Principles for action
What do we need to do about it? Not wasting resources would be a good start. Fertiliser production and application involves loss at many stages, which could be remedied. At an even bigger scale, globally, we waste around a third of all food produced. It is senseless to fret about the availability of inputs at the same time as losing such a staggering proportion of the output.
But we can go further. A set of policy principles for closing the loop, as Green Alliance set out in its 2007 report, involves aiming for much more precise application of nutrients, based on recognising soils as a crucial resource in themselves, as well as a better understanding of what they need. Some UK water companies are already funding agronomists to build that enhanced understanding, to protect water from nutrient pollution at the very beginning of its journey to our taps.
It also means accepting that phosphorous is a finite resource. Even if lower grade reserves are exploitable, we have to be sure we won’t face problems of ever greater environmental disruption. Given that secondary nutrients are presently a waste and a cost, it makes sense to prioritise recapturing them over the mining of new sources, even if they make up just part of overall demand. Any policy instrument that required or encouraged the use of the secondary sources would have no trouble creating a market.
Nordic countries are taking forward these ideas with characteristic thoroughness. The Nordic Council of Ministers is supporting a network that will meet again next March, to identify the challenges and work towards a common strategy. The UK’s next step should be to re-evaluate our land, water and waste management as one set of related problems and consider what opportunities are offered by post-CAP policy to close the loop.

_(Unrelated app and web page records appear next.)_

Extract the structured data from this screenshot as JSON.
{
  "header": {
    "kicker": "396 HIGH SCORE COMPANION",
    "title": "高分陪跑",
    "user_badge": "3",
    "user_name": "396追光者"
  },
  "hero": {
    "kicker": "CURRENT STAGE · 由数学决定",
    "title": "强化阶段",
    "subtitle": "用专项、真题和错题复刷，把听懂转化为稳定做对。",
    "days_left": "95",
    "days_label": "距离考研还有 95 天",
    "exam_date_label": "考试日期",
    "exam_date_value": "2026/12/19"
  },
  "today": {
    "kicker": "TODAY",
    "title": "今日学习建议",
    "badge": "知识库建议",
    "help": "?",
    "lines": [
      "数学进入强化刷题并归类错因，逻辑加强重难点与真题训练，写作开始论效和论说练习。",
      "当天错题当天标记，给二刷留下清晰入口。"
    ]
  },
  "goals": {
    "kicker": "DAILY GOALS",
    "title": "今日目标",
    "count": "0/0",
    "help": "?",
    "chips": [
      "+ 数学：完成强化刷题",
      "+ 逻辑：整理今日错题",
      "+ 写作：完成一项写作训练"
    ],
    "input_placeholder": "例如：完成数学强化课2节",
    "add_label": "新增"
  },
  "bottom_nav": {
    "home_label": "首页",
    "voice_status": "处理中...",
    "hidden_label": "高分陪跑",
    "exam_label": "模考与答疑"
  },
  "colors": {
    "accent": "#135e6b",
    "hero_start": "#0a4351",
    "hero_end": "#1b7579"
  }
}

[Image courtesy of Chafer Machinery from Flickr Creative Commons]